Like any good combo deck, you need to be able to find your combo pieces, and cantrips are traditionally the best way to go about that.
Opt is a one mana instant cantrip that gives you a little bit of selection while replacing itself. While most sorcery-speed cantrips are more powerful, Opt allows you to use your mana effectively in a deck with a higher density of instants.
Isn’t this just a Theros Beyond Death draft common? Yes, but it has plenty of use in Inverter. Omen of the Sea checks a couple boxes: it’s an instant-speed spell that provides card selection, and unlike Opt, it doesn’t go to your graveyard unless you sacrifice it. The sacrifice ability does provide a little extra value later in the game if you have extra mana lying around.
As a two-color deck, Dimir Inverter has the option of playing utility lands. The downside is because of the deck’s harsh mana requirements — UU for Thassa’s Oracle, 1UUU for Jace — colorless lands like Field of Ruin are often off the table.
Fetid Pools is a decent land to play early in the game; it comes into play tapped and adds both blue and black. As the game goes on, the ability to cycle it is quite a benefit.

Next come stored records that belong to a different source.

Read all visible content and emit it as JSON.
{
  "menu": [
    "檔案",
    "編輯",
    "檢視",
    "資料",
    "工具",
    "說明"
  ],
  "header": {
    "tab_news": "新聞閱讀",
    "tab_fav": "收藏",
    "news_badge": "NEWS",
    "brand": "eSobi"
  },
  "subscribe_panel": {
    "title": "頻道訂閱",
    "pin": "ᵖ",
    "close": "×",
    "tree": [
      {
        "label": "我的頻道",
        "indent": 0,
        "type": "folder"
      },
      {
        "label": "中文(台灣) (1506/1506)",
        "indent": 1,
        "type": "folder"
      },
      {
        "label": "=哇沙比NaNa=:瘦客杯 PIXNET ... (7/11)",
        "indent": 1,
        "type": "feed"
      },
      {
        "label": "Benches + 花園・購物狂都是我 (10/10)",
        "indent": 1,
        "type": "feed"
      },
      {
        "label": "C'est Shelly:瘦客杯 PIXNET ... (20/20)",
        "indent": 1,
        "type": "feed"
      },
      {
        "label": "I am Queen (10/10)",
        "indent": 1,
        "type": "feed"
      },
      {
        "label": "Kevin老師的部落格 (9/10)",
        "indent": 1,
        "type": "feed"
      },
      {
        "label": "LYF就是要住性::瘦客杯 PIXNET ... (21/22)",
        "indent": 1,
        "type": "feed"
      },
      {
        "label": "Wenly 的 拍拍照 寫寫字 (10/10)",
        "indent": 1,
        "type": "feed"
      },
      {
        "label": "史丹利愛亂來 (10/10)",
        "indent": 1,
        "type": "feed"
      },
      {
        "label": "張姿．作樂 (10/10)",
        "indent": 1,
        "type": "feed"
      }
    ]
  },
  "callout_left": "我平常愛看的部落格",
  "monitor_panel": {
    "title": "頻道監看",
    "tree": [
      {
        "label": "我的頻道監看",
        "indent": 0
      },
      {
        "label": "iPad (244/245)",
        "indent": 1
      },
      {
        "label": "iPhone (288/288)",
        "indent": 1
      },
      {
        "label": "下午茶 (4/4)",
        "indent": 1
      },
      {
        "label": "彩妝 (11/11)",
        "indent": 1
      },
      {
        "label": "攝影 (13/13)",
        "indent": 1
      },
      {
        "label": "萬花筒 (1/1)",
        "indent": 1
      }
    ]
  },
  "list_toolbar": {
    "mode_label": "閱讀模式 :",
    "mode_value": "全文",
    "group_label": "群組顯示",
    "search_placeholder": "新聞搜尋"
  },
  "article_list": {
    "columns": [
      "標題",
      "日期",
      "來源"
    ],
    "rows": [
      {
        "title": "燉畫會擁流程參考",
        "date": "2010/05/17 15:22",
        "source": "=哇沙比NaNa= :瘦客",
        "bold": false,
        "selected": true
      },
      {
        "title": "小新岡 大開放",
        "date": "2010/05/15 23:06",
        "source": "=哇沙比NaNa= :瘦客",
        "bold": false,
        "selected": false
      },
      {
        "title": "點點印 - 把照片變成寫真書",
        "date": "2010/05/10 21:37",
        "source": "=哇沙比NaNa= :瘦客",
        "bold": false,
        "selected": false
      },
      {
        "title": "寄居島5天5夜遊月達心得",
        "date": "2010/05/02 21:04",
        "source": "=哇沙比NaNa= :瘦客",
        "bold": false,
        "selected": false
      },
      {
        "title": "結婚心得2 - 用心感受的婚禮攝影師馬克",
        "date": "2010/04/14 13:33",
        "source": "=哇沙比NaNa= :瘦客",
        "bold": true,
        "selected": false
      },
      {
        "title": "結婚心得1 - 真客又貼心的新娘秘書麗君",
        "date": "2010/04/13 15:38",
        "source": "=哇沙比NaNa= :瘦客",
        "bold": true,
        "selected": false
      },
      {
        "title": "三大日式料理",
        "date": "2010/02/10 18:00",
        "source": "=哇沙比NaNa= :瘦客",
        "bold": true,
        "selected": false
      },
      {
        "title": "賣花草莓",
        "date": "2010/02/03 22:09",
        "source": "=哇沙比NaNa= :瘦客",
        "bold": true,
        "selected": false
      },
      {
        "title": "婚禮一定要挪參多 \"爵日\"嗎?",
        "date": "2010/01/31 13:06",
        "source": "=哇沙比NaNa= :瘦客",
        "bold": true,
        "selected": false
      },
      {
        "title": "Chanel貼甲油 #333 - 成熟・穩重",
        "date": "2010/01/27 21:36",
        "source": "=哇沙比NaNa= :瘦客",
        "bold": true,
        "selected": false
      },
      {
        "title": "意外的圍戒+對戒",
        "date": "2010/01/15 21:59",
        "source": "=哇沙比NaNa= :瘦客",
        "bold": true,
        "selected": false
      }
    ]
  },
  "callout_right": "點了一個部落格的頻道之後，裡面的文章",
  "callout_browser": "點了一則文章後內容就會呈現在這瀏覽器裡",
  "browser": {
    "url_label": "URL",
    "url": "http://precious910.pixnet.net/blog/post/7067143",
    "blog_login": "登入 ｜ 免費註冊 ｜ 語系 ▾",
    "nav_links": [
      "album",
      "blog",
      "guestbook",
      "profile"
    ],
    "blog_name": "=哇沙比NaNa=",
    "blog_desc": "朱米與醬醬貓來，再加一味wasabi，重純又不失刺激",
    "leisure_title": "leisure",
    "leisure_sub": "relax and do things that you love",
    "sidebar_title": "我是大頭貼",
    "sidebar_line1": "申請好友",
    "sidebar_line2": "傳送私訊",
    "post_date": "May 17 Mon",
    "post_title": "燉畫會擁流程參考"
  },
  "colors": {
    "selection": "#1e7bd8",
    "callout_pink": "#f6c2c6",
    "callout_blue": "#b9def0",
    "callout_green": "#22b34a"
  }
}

Fatal Push excels at killing the small creatures of Pioneer, but without access to fetchlands, it can struggle against three- and four-mana creatures. Fabled Passage is a good way to both fix your mana and turn on revolt to let Fatal Push tackle slightly larger threats.
What Does Inverter Beat?
Dimir Inverter is a rare breed: it’s a creature-based combo deck that gets to ignore removal spells a good chunk of the time. That bodes well for games against most of the traditional midrange decks of Pioneer. Control decks tend to give creature combo decks a fit as well, but luckily, Dimir Inverter has six discard spells and seven counterspells in the 75. The big-mana ramp decks also don’t have a ton of disruption or a fast clock, which means they have to hope that the Dimir player simply can’t find the combo in time.
What Does Inverter Lose To?
The simple answer is aggro decks. Spirits, Mono-Black Aggro, and smaller versions of Mono-Red can cross the finish line before a Thassa’s Oracle shows up to ruin their fun. Mono-Red has just enough speed to outrace Inverter; Mono-Black has a slightly slower clock, but packs enough discard spells to trip up Inverter players. Spirits, meanwhile, has enough speed and disruption to create a nightmare match-up for Inverter.
After seeing Dimir Inverter run the tables in both Brussels and Nagoya, I’m interested to see if anyone has found a solid answer to it in time for Players Tour Phoenix this weekend. As always, if you agree with my assessment, think I missed something, or just want to leave general feedback, you can find me on Twitter at @RappaciousOne!
Michael Rapp is a Modern specialist who favors Thoughtseize decks. Magic sates his desire for competition and constant improvement.